On CNN’s State of the Union yesterday, Gingrich took a bit of victory lap on the Bain attacks, acknowledging that they helped him win South Carolina because, he argued, they show voters where Romney is vulnerable against President Obama.
Indeed, after several weeks dominated by the controversy over Bain and Romney’s tax returns, the former governor risks losing his frontrunner status. Romney is down by double digits in Florida and is barely hanging onto a one point lead nationally, according to Gallup. For instance, one self-described “scorned woman” in South Carolina told TPM that she voted for Gingrich, even as lurid new revelations about his second wife were emerging, because of Romney’s waffling on his tax returns.
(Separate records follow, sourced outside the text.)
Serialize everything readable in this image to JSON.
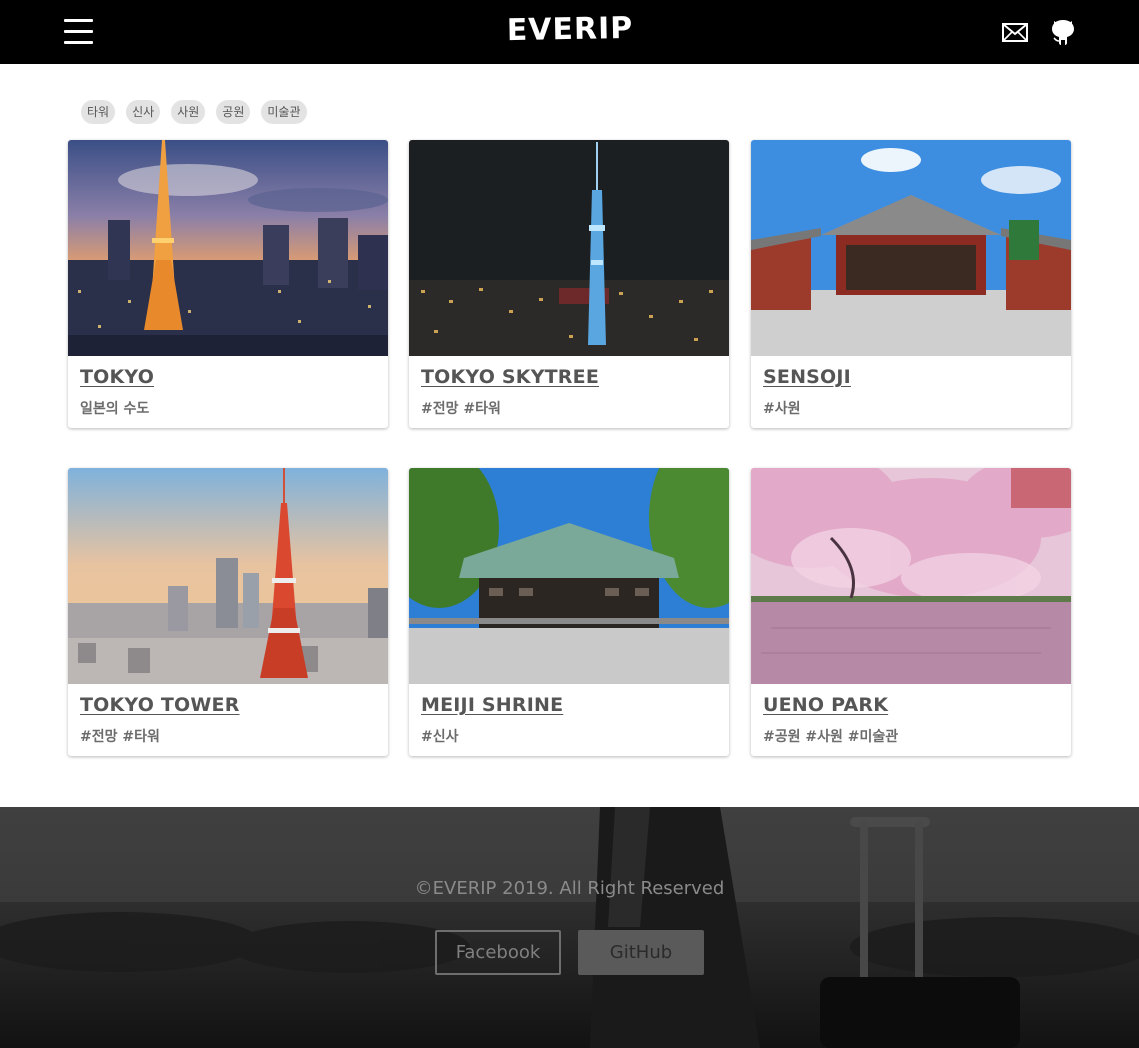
{
  "header": {
    "logo": "EVERIP",
    "menu_icon": "hamburger-menu-icon",
    "mail_icon": "mail-icon",
    "github_icon": "github-icon"
  },
  "tags": [
    "타워",
    "신사",
    "사원",
    "공원",
    "미술관"
  ],
  "cards": [
    {
      "title": "TOKYO",
      "subtitle": "일본의 수도",
      "image": "tokyo-skyline-tower-dusk"
    },
    {
      "title": "TOKYO SKYTREE",
      "subtitle": "#전망 #타워",
      "image": "skytree-night"
    },
    {
      "title": "SENSOJI",
      "subtitle": "#사원",
      "image": "sensoji-temple"
    },
    {
      "title": "TOKYO TOWER",
      "subtitle": "#전망 #타워",
      "image": "tokyo-tower-sunset"
    },
    {
      "title": "MEIJI SHRINE",
      "subtitle": "#신사",
      "image": "meiji-shrine"
    },
    {
      "title": "UENO PARK",
      "subtitle": "#공원 #사원 #미술관",
      "image": "ueno-park-cherry-blossoms"
    }
  ],
  "footer": {
    "copyright": "©EVERIP 2019. All Right Reserved",
    "facebook_label": "Facebook",
    "github_label": "GitHub"
  },
  "colors": {
    "header_bg": "#000000",
    "tag_bg": "#e3e3e3",
    "text": "#555555"
  }
}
It’s worth remembering that in its early days, the Tea Party was nearly as anti-Wall Street as it was anti-government, galvanized by the Wall Street bailout. Much of that resentment likely remains, despite the best efforts of conservative elites to redirect that anger toward the government in order to white wash the distasteful record of companies like Bain.
UC Regent Charlene Zettel said all UC health systems need to look for ways to increase their patient base and optimize resources to stay competitive. She said the UC San Diego purchase accomplishes that.
“Patients coming from Nevada would mean better utilization of the state-of-the-art facility we have at UCSD Moores Cancer Center,” Zettel said. “It also would be a boost for the San Diego economy because patients and families would be staying here. Most importantly, though, patients would get excellent care from some of the best doctors in California.”
Dr. Thomas McAfee, interim chief executive for the UC San Diego Health System, said buying the 142,000-square-foot, four-story building and its medical practice fits into the long-term growth plan. By broadening its circle of patients, the university can expand its research and clinical trials and boost its education programs, he said.